The truth is, there is in these poems no fixed and permanent moral complexion at all; but it is constantly shifting and changing, apparently the sport of accident or circumstance. We have here the strange contradiction of a man eulogizing, in language of strong feeling, the sentiments of a pure morality, and the sublime truths of religion; even writing hymns, and other poems of a religious cast; — and yet, in the same volumes, speaking contemptuously of faith, and doubtingly of futurity, and dealing in sarcasms and sly insinuations, which can be readily construed into nothing but scepticism or infidelity. Now how are we to interpret all this? Is the advocate of religion to treat it tenderly and forbearingly, or is he called upon to denounce it harshly, and unsparingly? Are we to question the writer's honesty and sincerity, and suppose that he makes holy subjects only a tool to play with, as suits his fancy at the moment — to be sneered at or lauded, as may produce the best effect? We are forbidden to think this by what appears to us the evident candour and undisguised reality of feeling, which breathe and reign throughout his works. Is it then a mistaken ambition to walk in the path of Byron, and play the misanthrope for the sake of the poetry? This we can hardly reconcile with the high spirit of independence every where manifested, which would seem to disdain this acting of a part in any case, and much more the copying it from another. Are we then to suppose that he has no settled convictions on the all important subjects of human welfare and divine truth? Or is it that he feels and reverences the holy things of religion, as nature and providence teach them, and the pure sentiments of the moral law as written on the heart; but has taken disgust at the forms of religious faith, which have been offered him as revelations from God, and has been driven by them from the divinity of religion? So many men of fine understanding, of deep moral sense, and really devotional susceptibility have been by this cause turned away from the faith and peace of the gospel; which they would have embraced gladly if they had from the first seen it as it is, and never been prejudiced against it; that we cannot help indulging the charitable hope, that this may be the case with the author of these poems, and that he only needs with a sincere heart to study our religion free from the corruptions of man and the strange dogmas which have been mixed with it, and to behold it in its native purity, majesty, and beauty, — in order to throw away the inconsistency of that scepticism which disfigures his writings now, and take to his heart the enjoyment of a message from heaven.
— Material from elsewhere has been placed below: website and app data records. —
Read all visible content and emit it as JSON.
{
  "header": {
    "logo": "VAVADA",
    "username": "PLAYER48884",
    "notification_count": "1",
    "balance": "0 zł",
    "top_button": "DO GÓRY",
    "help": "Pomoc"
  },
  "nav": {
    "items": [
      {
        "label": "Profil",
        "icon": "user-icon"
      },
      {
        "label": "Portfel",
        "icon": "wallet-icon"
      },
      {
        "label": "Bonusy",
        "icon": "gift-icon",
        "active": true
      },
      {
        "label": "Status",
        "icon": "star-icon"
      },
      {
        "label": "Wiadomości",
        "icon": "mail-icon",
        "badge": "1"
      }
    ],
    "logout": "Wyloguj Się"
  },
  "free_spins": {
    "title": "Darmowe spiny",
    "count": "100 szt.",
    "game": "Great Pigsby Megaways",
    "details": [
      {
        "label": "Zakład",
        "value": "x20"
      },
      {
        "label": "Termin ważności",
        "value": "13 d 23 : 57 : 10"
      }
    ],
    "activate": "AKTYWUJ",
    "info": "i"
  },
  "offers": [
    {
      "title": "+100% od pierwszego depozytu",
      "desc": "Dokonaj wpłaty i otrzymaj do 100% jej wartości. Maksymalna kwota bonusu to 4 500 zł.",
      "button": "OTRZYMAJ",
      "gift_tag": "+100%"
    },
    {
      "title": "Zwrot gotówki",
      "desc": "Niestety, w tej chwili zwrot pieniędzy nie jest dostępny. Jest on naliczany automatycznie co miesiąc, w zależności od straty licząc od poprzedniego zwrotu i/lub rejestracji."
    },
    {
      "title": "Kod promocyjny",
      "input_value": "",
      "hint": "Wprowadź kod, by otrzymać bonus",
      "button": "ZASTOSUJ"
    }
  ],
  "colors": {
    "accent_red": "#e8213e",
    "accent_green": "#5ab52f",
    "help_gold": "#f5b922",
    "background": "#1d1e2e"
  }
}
We should not feel ourselves to be doing right, even if we had more room, to quote any of the objectionable passages to which we have alluded. We hope they will be forgotten and perish. For their author we have better wishes, — that he will have more respect for his own talents, and for the public for whom he writes; and that when we meet him again, we may be able to bestow the unmixt commendation, which belongs to the labours of eminent talents, faithfully devoted to the cause of letters and virtue.